After more than a week of tepid words from President Obama about the Iran government crackdown on protesters, Obama has finally denounced the regime’s treatment of its citizens. This marks a significant shift in rhetoric from the President who had, until now, refused to take sides and back the Iranian people.
Previously the President remained relatively obtuse and maintained distance from the ground swell of opposition by Iranian citizens against the current regime – except when taking credit for it.
“We respect Iranian sovereignty and want to avoid the United States being the issue inside of Iran.”
“The world is watching. And we stand behind those who are seeking justice in a peaceful way.”
During this time (between June 15 and 19 – when Obama made the quoted statements) Republicans and Democrats have pressured Obama to take a stronger stance and back the people of Iran, which is also an argument that I have made here. The efforts seem to have taken effect as Obama, on June 23, finally stepped up to the podium and took a stronger stance against the unjust actions of the Iranian government towards its own people.
The statements made yesterday may come a bit late and may fall short of some people may desire, but I believe in giving credit where it is due.
“In 2009, no iron fist is strong enough to shut off the world from bearing witness to the peaceful pursuit of justice,” Mr. Obama said. “The United States and the international community have been appalled and outraged by the threats, the beatings and imprisonments of the last few days. I strongly condemn these unjust actions, and I join with the American people in mourning each and every innocent life that is lost.”
“We have experienced the searing image of a woman bleeding to death on the streets. While this loss is raw and extraordinarily painful, we also know this: Those who stand up for justice are always on the right side of history,”

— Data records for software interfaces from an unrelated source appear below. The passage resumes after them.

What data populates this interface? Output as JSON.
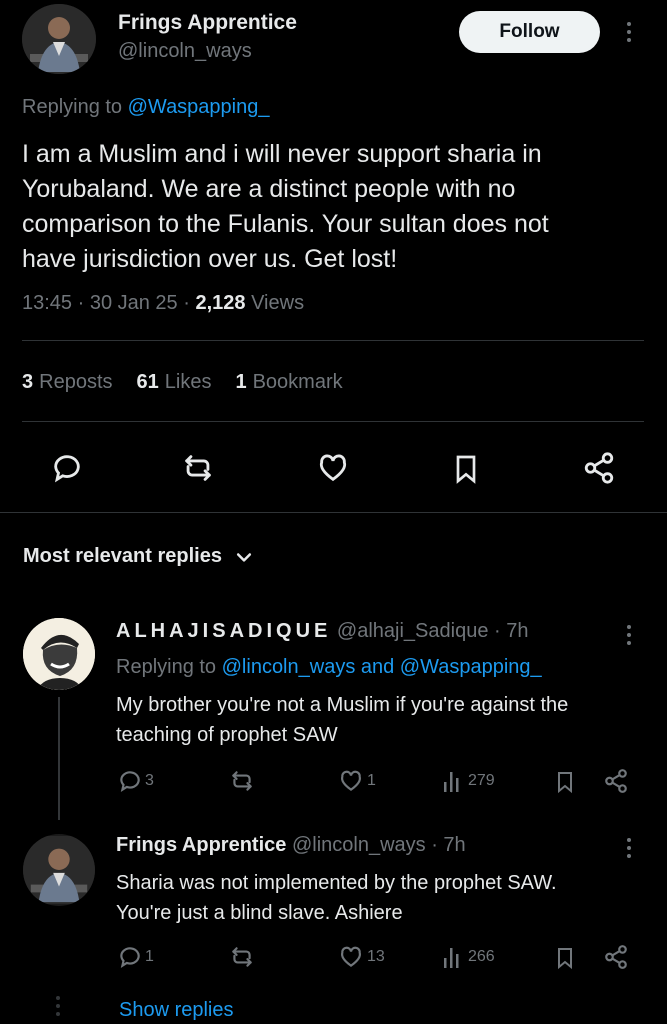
{
  "tweet": {
    "author_name": "Frings Apprentice",
    "author_handle": "@lincoln_ways",
    "follow_label": "Follow",
    "replying_prefix": "Replying to",
    "replying_to": "@Waspapping_",
    "body_lines": [
      "I am a Muslim and i will never support sharia in",
      "Yorubaland. We are a distinct people with no",
      "comparison to the Fulanis. Your sultan does not",
      "have jurisdiction over us. Get lost!"
    ],
    "time": "13:45 · 30 Jan 25 ·",
    "views_count": "2,128",
    "views_label": "Views",
    "reposts_count": "3",
    "reposts_label": "Reposts",
    "likes_count": "61",
    "likes_label": "Likes",
    "bookmarks_count": "1",
    "bookmarks_label": "Bookmark"
  },
  "replies_header": "Most relevant replies",
  "replies": [
    {
      "name": "ALHAJISADIQUE",
      "handle": "@alhaji_Sadique · 7h",
      "replying_prefix": "Replying to",
      "replying_to": "@lincoln_ways and @Waspapping_",
      "body_lines": [
        "My brother you're not a Muslim if you're against the",
        "teaching of prophet SAW"
      ],
      "comments": "3",
      "reposts": "",
      "likes": "1",
      "views": "279"
    },
    {
      "name": "Frings Apprentice",
      "handle": "@lincoln_ways · 7h",
      "body_lines": [
        "Sharia was not implemented by the prophet SAW.",
        "You're just a blind slave. Ashiere"
      ],
      "comments": "1",
      "reposts": "",
      "likes": "13",
      "views": "266"
    }
  ],
  "show_replies": "Show replies",
  "colors": {
    "background": "#000000",
    "text": "#e7e9ea",
    "muted": "#71767b",
    "accent": "#1d9bf0",
    "divider": "#2f3336"
  }
}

Obama’s new stance is vastly preferable to the one that we have seen over the last nine days. In fact, I would go so far as to say that I approve of the statement. It isn’t so strongly worded as to alienate the reformists – who honestly do not want the U.S. to intervene, but want vocal support – but is worded strongly enough to send a clear message to Tehran. It is only regrettable that the statement comes more than a week late and did not include a direct message stating that ‘we support the people of Iran and their right to a just election’ or something similar.
Where the President will go from here is anyone’s guess. But he has made clear that his focus remains on the Iranian nuclear program. He will have to be extremely careful in his negotiations so as not to grant legitimacy to the regime and thus defeating U.S. support for the reformists still protesting in the streets of Tehran. Which would put the U.S. in a precarious position given that the current regime is extremely unlikely to cease its nuclear aspirations and it would likely embitter the young reformers (roughly 60% of Iran’s population) towards the U.S. Which is important because in the future they will control the government. It could also backfire if, by some slim chance, the reformists manage to topple the current regime.